Website and app data records
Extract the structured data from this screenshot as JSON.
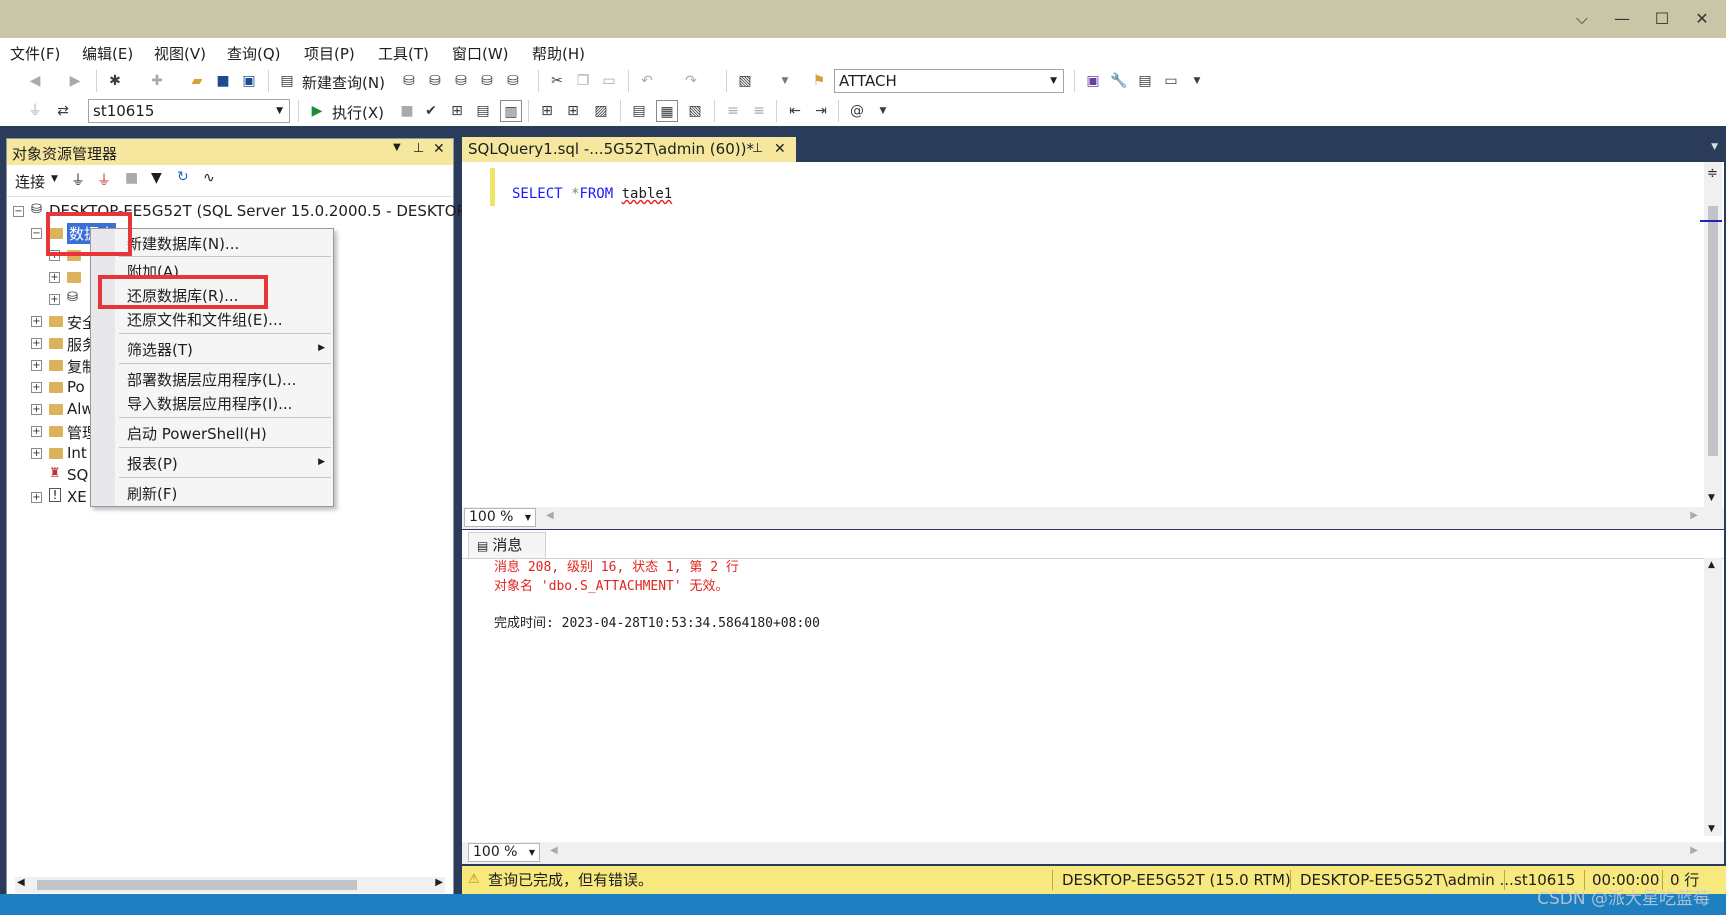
{
  "titlebar": {
    "minimize": "—",
    "maximize": "☐",
    "close": "✕",
    "chevron": "⌵"
  },
  "menu": [
    "文件(F)",
    "编辑(E)",
    "视图(V)",
    "查询(Q)",
    "项目(P)",
    "工具(T)",
    "窗口(W)",
    "帮助(H)"
  ],
  "toolbar1": {
    "new_query": "新建查询(N)",
    "combo_value": "ATTACH"
  },
  "toolbar2": {
    "db_combo": "st10615",
    "execute": "执行(X)"
  },
  "object_explorer": {
    "title": "对象资源管理器",
    "connect": "连接",
    "server_node": "DESKTOP-EE5G52T (SQL Server 15.0.2000.5 - DESKTOP-",
    "databases_node": "数据库",
    "children": [
      "安全",
      "服务",
      "复制",
      "Po",
      "Alw",
      "管理",
      "Int",
      "SQ",
      "XE"
    ]
  },
  "context_menu": {
    "items": [
      "新建数据库(N)...",
      "附加(A)...",
      "还原数据库(R)...",
      "还原文件和文件组(E)...",
      "筛选器(T)",
      "部署数据层应用程序(L)...",
      "导入数据层应用程序(I)...",
      "启动 PowerShell(H)",
      "报表(P)",
      "刷新(F)"
    ]
  },
  "editor": {
    "tab_title": "SQLQuery1.sql -...5G52T\\admin (60))*",
    "code": {
      "kw1": "SELECT",
      "star": "*",
      "kw2": "FROM",
      "table": "table1"
    },
    "zoom": "100 %"
  },
  "results": {
    "tab_label": "消息",
    "line1": "消息 208, 级别 16, 状态 1, 第 2 行",
    "line2": "对象名 'dbo.S_ATTACHMENT' 无效。",
    "line3": "完成时间: 2023-04-28T10:53:34.5864180+08:00",
    "zoom": "100 %"
  },
  "statusbar": {
    "message": "查询已完成，但有错误。",
    "server": "DESKTOP-EE5G52T (15.0 RTM)",
    "user": "DESKTOP-EE5G52T\\admin ...",
    "database": "st10615",
    "elapsed": "00:00:00",
    "rows": "0 行"
  },
  "watermark": "CSDN @派大星吃蓝莓",
  "colors": {
    "highlight": "#e8353a",
    "error_text": "#e0261e",
    "keyword": "#1a1aff",
    "panel_header": "#f5e89e",
    "status_bar": "#f7e97e"
  }
}
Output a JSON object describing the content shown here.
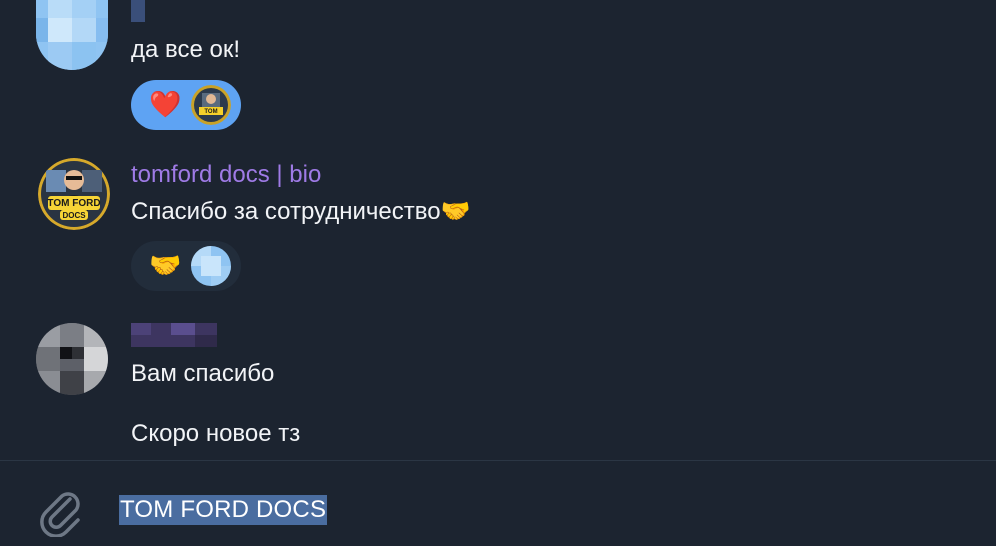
{
  "messages": [
    {
      "text": "да все ок!"
    },
    {
      "sender": "tomford docs | bio",
      "text": "Спасибо за сотрудничество🤝"
    },
    {
      "text_1": "Вам спасибо",
      "text_2": "Скоро новое тз"
    }
  ],
  "reactions": [
    {
      "emoji": "❤️",
      "color": "#5ea3f3"
    },
    {
      "emoji": "🤝",
      "color": "#222d3b"
    }
  ],
  "avatar_badge": {
    "line1": "TOM FORD",
    "line2": "DOCS"
  },
  "composer": {
    "input_value": "TOM FORD DOCS",
    "attach_icon": "paperclip-icon"
  },
  "colors": {
    "background": "#1c2430",
    "sender_name": "#9f7be6",
    "selection": "#4a6da0",
    "reaction_active": "#5ea3f3"
  }
}
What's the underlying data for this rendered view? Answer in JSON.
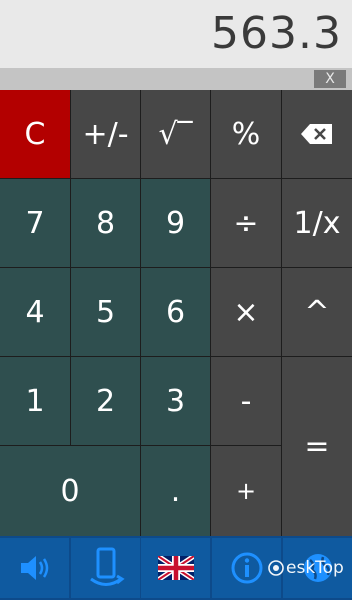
{
  "display": {
    "value": "563.3",
    "clear_label": "X"
  },
  "keys": {
    "clear": "C",
    "plus_minus": "+/-",
    "sqrt": "√‾",
    "percent": "%",
    "backspace": "⌫",
    "seven": "7",
    "eight": "8",
    "nine": "9",
    "divide": "÷",
    "reciprocal": "1/x",
    "four": "4",
    "five": "5",
    "six": "6",
    "multiply": "×",
    "power": "^",
    "one": "1",
    "two": "2",
    "three": "3",
    "minus": "-",
    "equals": "=",
    "zero": "0",
    "decimal": ".",
    "plus": "+"
  },
  "toolbar": {
    "icons": [
      "speaker-icon",
      "rotate-phone-icon",
      "uk-flag-icon",
      "info-icon",
      "globe-icon"
    ]
  },
  "watermark": {
    "text": "eskTop"
  },
  "colors": {
    "operator": "#474747",
    "number": "#2f4f4f",
    "clear": "#b30000",
    "toolbar": "#0f5aa0",
    "display_bg": "#e9e9e9"
  }
}
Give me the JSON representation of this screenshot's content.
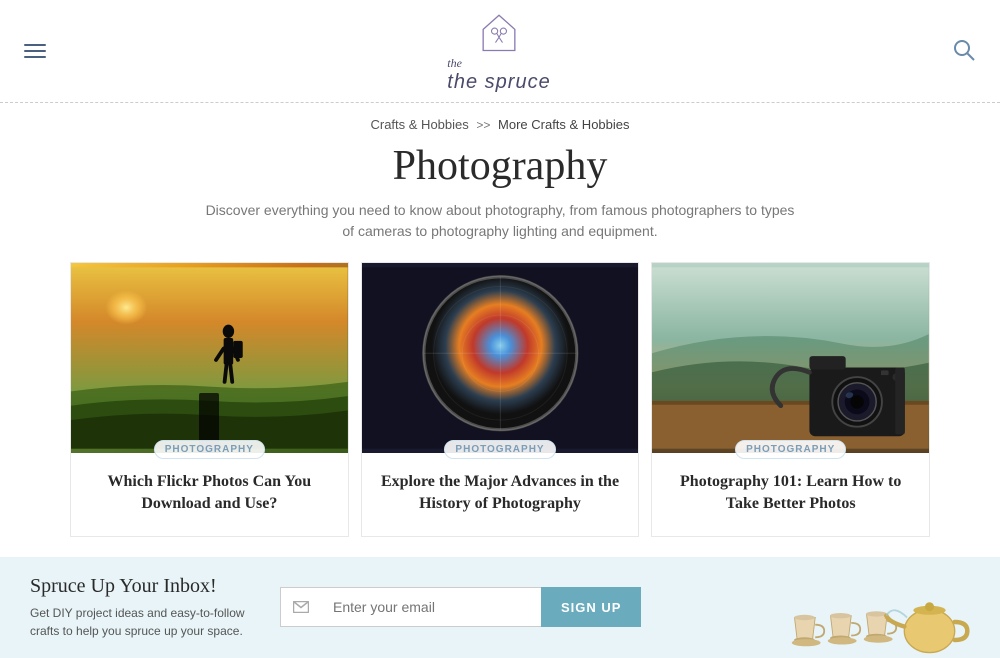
{
  "site": {
    "name": "the spruce",
    "tagline": "the"
  },
  "header": {
    "menu_label": "Menu",
    "search_label": "Search"
  },
  "breadcrumb": {
    "parent": "Crafts & Hobbies",
    "separator": ">>",
    "current": "More Crafts & Hobbies"
  },
  "page": {
    "title": "Photography",
    "subtitle": "Discover everything you need to know about photography, from famous photographers to types of cameras to photography lighting and equipment."
  },
  "articles": [
    {
      "tag": "PHOTOGRAPHY",
      "title": "Which Flickr Photos Can You Download and Use?",
      "img_type": "photo1"
    },
    {
      "tag": "PHOTOGRAPHY",
      "title": "Explore the Major Advances in the History of Photography",
      "img_type": "photo2"
    },
    {
      "tag": "PHOTOGRAPHY",
      "title": "Photography 101: Learn How to Take Better Photos",
      "img_type": "photo3"
    }
  ],
  "newsletter": {
    "title": "Spruce Up Your Inbox!",
    "description": "Get DIY project ideas and easy-to-follow crafts to help you spruce up your space.",
    "input_placeholder": "Enter your email",
    "button_label": "SIGN UP"
  }
}
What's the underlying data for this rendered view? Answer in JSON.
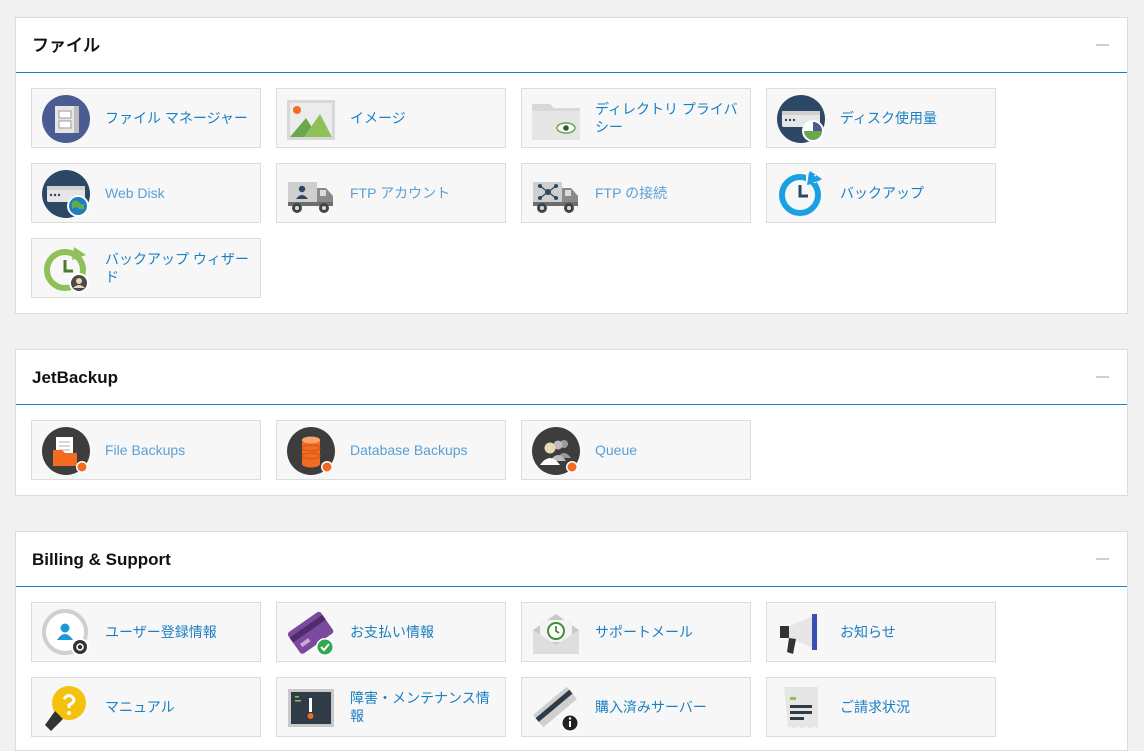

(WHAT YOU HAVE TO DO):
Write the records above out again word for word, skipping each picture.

(RESULT OF THE TASK):
Extract the structured data from this screenshot as JSON.
{
  "titlebar": {
    "minimize": "—",
    "maximize": "☐",
    "close": "✕",
    "chevron": "⌵"
  },
  "menu": [
    "文件(F)",
    "编辑(E)",
    "视图(V)",
    "查询(Q)",
    "项目(P)",
    "工具(T)",
    "窗口(W)",
    "帮助(H)"
  ],
  "toolbar1": {
    "new_query": "新建查询(N)",
    "combo_value": "ATTACH"
  },
  "toolbar2": {
    "db_combo": "st10615",
    "execute": "执行(X)"
  },
  "object_explorer": {
    "title": "对象资源管理器",
    "connect": "连接",
    "server_node": "DESKTOP-EE5G52T (SQL Server 15.0.2000.5 - DESKTOP-",
    "databases_node": "数据库",
    "children": [
      "安全",
      "服务",
      "复制",
      "Po",
      "Alw",
      "管理",
      "Int",
      "SQ",
      "XE"
    ]
  },
  "context_menu": {
    "items": [
      "新建数据库(N)...",
      "附加(A)...",
      "还原数据库(R)...",
      "还原文件和文件组(E)...",
      "筛选器(T)",
      "部署数据层应用程序(L)...",
      "导入数据层应用程序(I)...",
      "启动 PowerShell(H)",
      "报表(P)",
      "刷新(F)"
    ]
  },
  "editor": {
    "tab_title": "SQLQuery1.sql -...5G52T\\admin (60))*",
    "code": {
      "kw1": "SELECT",
      "star": "*",
      "kw2": "FROM",
      "table": "table1"
    },
    "zoom": "100 %"
  },
  "results": {
    "tab_label": "消息",
    "line1": "消息 208, 级别 16, 状态 1, 第 2 行",
    "line2": "对象名 'dbo.S_ATTACHMENT' 无效。",
    "line3": "完成时间: 2023-04-28T10:53:34.5864180+08:00",
    "zoom": "100 %"
  },
  "statusbar": {
    "message": "查询已完成，但有错误。",
    "server": "DESKTOP-EE5G52T (15.0 RTM)",
    "user": "DESKTOP-EE5G52T\\admin ...",
    "database": "st10615",
    "elapsed": "00:00:00",
    "rows": "0 行"
  },
  "watermark": "CSDN @派大星吃蓝莓",
  "colors": {
    "highlight": "#e8353a",
    "error_text": "#e0261e",
    "keyword": "#1a1aff",
    "panel_header": "#f5e89e",
    "status_bar": "#f7e97e"
  }
}
Output a JSON object describing the content shown here.
{
  "messages": [
    {
      "text": "да все ок!"
    },
    {
      "sender": "tomford docs | bio",
      "text": "Спасибо за сотрудничество🤝"
    },
    {
      "text_1": "Вам спасибо",
      "text_2": "Скоро новое тз"
    }
  ],
  "reactions": [
    {
      "emoji": "❤️",
      "color": "#5ea3f3"
    },
    {
      "emoji": "🤝",
      "color": "#222d3b"
    }
  ],
  "avatar_badge": {
    "line1": "TOM FORD",
    "line2": "DOCS"
  },
  "composer": {
    "input_value": "TOM FORD DOCS",
    "attach_icon": "paperclip-icon"
  },
  "colors": {
    "background": "#1c2430",
    "sender_name": "#9f7be6",
    "selection": "#4a6da0",
    "reaction_active": "#5ea3f3"
  }
}
What's the underlying data for this rendered view? Answer in JSON.
{
  "display": {
    "value": "563.3",
    "clear_label": "X"
  },
  "keys": {
    "clear": "C",
    "plus_minus": "+/-",
    "sqrt": "√‾",
    "percent": "%",
    "backspace": "⌫",
    "seven": "7",
    "eight": "8",
    "nine": "9",
    "divide": "÷",
    "reciprocal": "1/x",
    "four": "4",
    "five": "5",
    "six": "6",
    "multiply": "×",
    "power": "^",
    "one": "1",
    "two": "2",
    "three": "3",
    "minus": "-",
    "equals": "=",
    "zero": "0",
    "decimal": ".",
    "plus": "+"
  },
  "toolbar": {
    "icons": [
      "speaker-icon",
      "rotate-phone-icon",
      "uk-flag-icon",
      "info-icon",
      "globe-icon"
    ]
  },
  "watermark": {
    "text": "eskTop"
  },
  "colors": {
    "operator": "#474747",
    "number": "#2f4f4f",
    "clear": "#b30000",
    "toolbar": "#0f5aa0",
    "display_bg": "#e9e9e9"
  }
}
Give me the JSON representation of this screenshot's content.
{
  "site": {
    "name": "the spruce",
    "tagline": "the"
  },
  "header": {
    "menu_label": "Menu",
    "search_label": "Search"
  },
  "breadcrumb": {
    "parent": "Crafts & Hobbies",
    "separator": ">>",
    "current": "More Crafts & Hobbies"
  },
  "page": {
    "title": "Photography",
    "subtitle": "Discover everything you need to know about photography, from famous photographers to types of cameras to photography lighting and equipment."
  },
  "articles": [
    {
      "tag": "PHOTOGRAPHY",
      "title": "Which Flickr Photos Can You Download and Use?",
      "img_type": "photo1"
    },
    {
      "tag": "PHOTOGRAPHY",
      "title": "Explore the Major Advances in the History of Photography",
      "img_type": "photo2"
    },
    {
      "tag": "PHOTOGRAPHY",
      "title": "Photography 101: Learn How to Take Better Photos",
      "img_type": "photo3"
    }
  ],
  "newsletter": {
    "title": "Spruce Up Your Inbox!",
    "description": "Get DIY project ideas and easy-to-follow crafts to help you spruce up your space.",
    "input_placeholder": "Enter your email",
    "button_label": "SIGN UP"
  }
}
What's the underlying data for this rendered view? Answer in JSON.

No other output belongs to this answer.